WORK ITEM: Below are some records; state how many of their lines contain the word "java", and add nothing.

═══ INPUT DATA

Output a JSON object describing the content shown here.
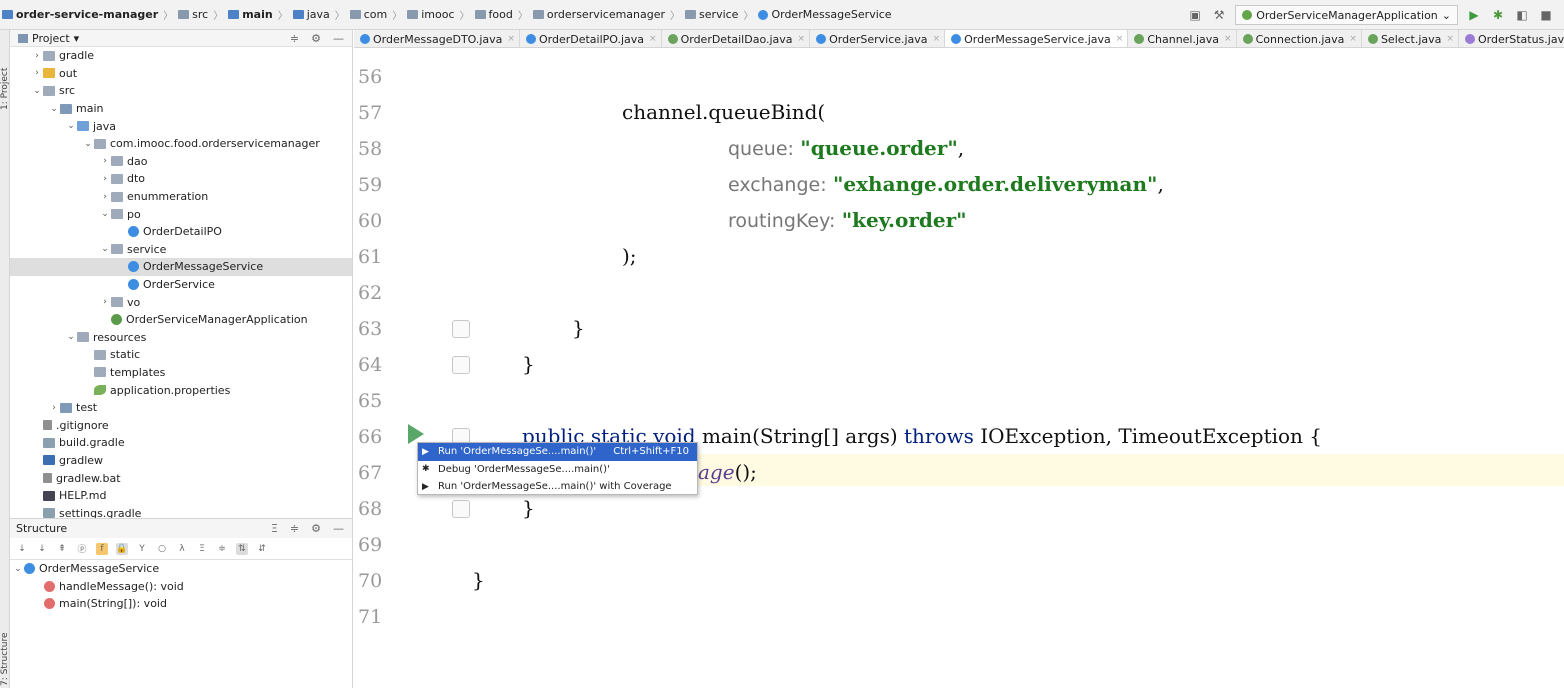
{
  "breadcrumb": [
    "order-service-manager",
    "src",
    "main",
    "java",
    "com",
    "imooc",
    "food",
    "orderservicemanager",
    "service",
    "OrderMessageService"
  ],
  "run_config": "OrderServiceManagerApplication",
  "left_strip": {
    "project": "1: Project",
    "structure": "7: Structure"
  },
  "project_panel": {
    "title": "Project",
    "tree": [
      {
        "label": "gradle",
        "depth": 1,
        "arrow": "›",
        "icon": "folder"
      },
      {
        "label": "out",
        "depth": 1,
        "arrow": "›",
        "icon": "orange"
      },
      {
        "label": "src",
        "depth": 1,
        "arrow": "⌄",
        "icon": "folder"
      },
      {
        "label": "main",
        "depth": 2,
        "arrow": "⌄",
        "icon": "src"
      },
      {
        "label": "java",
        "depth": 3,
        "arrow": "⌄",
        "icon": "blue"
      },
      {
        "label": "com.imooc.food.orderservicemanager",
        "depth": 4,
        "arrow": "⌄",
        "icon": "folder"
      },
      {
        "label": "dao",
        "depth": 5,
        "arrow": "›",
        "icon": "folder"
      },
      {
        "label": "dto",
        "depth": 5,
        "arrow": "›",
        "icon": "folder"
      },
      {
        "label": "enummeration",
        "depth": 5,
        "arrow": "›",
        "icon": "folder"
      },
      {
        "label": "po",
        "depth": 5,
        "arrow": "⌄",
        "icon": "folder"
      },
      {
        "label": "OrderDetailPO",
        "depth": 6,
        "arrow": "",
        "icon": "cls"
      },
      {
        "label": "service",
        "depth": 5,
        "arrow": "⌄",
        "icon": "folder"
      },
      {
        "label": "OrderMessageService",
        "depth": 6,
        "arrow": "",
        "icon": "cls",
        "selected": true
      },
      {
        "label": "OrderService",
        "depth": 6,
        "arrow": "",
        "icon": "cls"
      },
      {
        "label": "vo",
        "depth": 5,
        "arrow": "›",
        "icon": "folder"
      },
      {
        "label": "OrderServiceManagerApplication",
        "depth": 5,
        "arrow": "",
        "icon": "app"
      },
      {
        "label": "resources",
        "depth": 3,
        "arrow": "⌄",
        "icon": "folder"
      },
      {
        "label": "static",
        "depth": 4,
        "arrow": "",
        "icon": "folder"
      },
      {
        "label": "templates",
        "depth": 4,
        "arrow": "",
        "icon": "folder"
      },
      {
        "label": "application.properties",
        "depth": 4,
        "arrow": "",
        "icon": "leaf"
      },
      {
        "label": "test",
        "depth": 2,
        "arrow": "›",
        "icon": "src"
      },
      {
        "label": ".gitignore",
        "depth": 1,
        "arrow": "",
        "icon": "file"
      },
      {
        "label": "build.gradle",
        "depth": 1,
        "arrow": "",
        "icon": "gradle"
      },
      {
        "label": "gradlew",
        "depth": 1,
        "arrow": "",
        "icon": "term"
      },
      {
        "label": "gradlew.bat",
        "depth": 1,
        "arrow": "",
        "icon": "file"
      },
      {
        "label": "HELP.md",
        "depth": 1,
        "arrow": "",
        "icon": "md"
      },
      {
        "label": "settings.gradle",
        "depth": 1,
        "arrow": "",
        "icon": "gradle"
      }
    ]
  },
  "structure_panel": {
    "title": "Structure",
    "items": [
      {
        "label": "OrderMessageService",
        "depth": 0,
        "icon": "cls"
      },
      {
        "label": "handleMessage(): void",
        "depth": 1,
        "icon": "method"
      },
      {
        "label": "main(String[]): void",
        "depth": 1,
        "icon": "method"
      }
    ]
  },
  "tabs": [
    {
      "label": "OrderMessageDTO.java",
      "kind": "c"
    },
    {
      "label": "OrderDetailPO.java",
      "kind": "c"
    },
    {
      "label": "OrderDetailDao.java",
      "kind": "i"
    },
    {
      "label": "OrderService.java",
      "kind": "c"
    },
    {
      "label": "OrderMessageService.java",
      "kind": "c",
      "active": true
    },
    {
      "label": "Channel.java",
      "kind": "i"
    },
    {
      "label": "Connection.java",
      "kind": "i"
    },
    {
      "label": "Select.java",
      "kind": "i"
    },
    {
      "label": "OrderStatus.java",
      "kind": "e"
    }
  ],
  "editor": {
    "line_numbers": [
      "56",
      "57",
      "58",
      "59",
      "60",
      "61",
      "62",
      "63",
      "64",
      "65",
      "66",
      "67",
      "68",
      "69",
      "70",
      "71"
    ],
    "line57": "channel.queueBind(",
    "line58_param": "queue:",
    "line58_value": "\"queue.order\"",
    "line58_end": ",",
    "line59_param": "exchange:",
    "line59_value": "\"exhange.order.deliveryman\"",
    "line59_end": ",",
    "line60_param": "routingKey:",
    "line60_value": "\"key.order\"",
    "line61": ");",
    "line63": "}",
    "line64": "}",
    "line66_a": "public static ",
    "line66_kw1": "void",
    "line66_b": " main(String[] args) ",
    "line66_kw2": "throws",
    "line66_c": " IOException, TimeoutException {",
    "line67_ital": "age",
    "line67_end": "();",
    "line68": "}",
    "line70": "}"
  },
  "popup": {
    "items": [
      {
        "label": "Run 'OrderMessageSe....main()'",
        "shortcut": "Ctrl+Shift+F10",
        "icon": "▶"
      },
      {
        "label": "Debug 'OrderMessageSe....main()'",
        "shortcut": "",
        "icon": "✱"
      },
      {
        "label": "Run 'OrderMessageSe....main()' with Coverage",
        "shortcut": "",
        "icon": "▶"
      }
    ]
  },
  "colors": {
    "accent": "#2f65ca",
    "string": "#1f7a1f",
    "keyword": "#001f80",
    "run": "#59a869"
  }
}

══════
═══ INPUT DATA

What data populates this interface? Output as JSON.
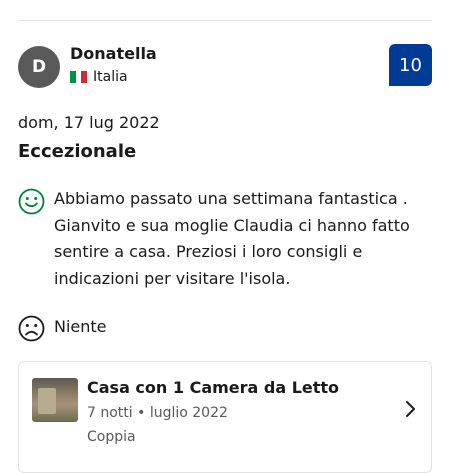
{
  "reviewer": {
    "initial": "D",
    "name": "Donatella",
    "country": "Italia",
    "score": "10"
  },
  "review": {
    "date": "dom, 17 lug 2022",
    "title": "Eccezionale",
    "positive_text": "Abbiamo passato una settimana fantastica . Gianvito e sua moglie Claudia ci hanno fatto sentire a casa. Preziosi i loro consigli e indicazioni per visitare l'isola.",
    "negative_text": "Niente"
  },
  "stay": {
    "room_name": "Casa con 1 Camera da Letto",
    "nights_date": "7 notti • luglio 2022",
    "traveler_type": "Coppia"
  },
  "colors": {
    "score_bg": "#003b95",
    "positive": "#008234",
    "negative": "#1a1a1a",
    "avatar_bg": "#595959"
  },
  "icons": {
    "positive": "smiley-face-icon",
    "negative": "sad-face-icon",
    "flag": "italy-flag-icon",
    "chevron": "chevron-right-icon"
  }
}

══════

TASK RESPONSE: 11